We are however concerned that the $US14 billion funding target set for the Global Fund’s Sixth Replenishment will not be enough to achieve this vital task. This target is significantly lower than the need calculated in our Get Back On Track Report published in July 2018 in which we made a strong case for significant increases in funding to the Global Fund with a replenishment target of US$16.8 to 18 billion.
We remain concerned that with foreign exchange fluctuations and changes in pricing, that this is barely more than a m...
Data in the report come from an annual global survey of TB research funders conducted by TAG with support from the Stop TB Partnership. The survey, now in its 13th year, is the longest running and most comprehensive record of global funding for TB research. This year’s report was written by Marcus Low, editor of Spotlight magazine and former head of policy at Treatment Action Campaign, and edited by TAG’s Mike Frick.
Funders Concerned About AIDS’ signature report, Philanthropic Support to Address HIV/AIDS, is the most comprehensive study of its kind. The current edition – based on calendar year 2017 grantmaking – captures data on more than 6,700 grants, awarded by 472 foundations in 14 countries, in an effort to identify gaps, trends, and opportunities in HIV-related philanthropy. This data supports funders in their efforts to make informed decisions about where resources would make the most impact.

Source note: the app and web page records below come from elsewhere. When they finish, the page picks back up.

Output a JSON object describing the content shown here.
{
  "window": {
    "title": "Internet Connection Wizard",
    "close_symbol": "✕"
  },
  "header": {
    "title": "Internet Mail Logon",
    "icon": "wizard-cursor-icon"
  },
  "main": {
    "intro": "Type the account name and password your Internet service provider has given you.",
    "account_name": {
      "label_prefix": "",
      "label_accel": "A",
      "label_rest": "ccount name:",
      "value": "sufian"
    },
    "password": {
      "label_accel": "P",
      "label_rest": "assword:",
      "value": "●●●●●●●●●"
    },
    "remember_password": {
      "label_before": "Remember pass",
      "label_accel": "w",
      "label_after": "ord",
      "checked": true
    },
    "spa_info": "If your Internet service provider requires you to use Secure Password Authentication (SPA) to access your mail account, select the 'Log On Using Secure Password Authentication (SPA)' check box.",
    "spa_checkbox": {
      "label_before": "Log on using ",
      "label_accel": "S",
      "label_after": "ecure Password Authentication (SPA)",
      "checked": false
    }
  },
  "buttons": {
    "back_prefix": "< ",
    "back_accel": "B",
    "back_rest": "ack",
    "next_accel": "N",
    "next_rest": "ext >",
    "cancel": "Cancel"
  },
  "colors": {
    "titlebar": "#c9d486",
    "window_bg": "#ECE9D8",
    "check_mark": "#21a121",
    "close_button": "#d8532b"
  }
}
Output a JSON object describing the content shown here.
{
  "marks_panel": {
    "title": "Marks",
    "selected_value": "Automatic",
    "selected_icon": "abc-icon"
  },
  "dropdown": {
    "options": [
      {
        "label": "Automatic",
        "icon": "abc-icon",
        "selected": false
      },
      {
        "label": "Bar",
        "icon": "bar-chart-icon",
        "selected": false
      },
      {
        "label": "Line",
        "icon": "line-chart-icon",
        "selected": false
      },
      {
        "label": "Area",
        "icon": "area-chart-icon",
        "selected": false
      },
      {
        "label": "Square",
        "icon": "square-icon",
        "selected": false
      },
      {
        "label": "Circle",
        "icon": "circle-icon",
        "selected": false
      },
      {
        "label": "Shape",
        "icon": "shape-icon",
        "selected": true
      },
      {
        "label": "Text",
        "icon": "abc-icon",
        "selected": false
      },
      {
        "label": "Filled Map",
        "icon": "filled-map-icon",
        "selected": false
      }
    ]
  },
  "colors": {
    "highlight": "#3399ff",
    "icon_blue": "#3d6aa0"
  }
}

In our work as global health advocates, we often say that we are at a tipping point – on the verge of finally aligning all the right factors to create important change. The imagery it evokes is inspiring and motivating and pushes us to work that much harder to reach our goals of eradicating disease, eliminating poverty, and achieving equity, just to name a few. But what we often overlook are the fundamental limitations imposed on us by the current understanding and practices of Official Development Assistance (ODA); we are fighting within the box and forget to think outside of the box.
The concept of aid, particularly as it relates to international development and global health, is in flux. Traditional ways of approaching aid and how we fund aid work are long overdue for an overhaul, as we reach a precipice of donor fatigue and changing priorities. We know this, but what are we to do about it?
In response to the need to look at this issue more proactively, Interna...
This article is part of a series on the grantees of The New Venture Fund for Global Fund Advocacy (NVF for GFA), a grant-making initiative dedicated to advocacy for increased resource mobilization for the Global Fund to Fight AIDS, Tuberculosis and Malaria. The NVF for GFA initiative is funded by the Bill & Melinda Gates Foundation. International Civil Society Support (ICSS)—which serves as the Secretariat for the Global Fund Advocates Network—is the primary grantee and technical partner of NVF for GFA. As a technical partner, ICSS provides support to grantees by providing strategic input and coordinating with key stakeholders to maximize impact of the investments.
Africa Japan Forum (AJF) found success during its NVF for GFA grant in using strategies that focused on Japan’s funding priorities by developing and leveraging civil society advocacy around Japan’s leadership in international fora. AJF had two key opportunities at which to further this agenda: ...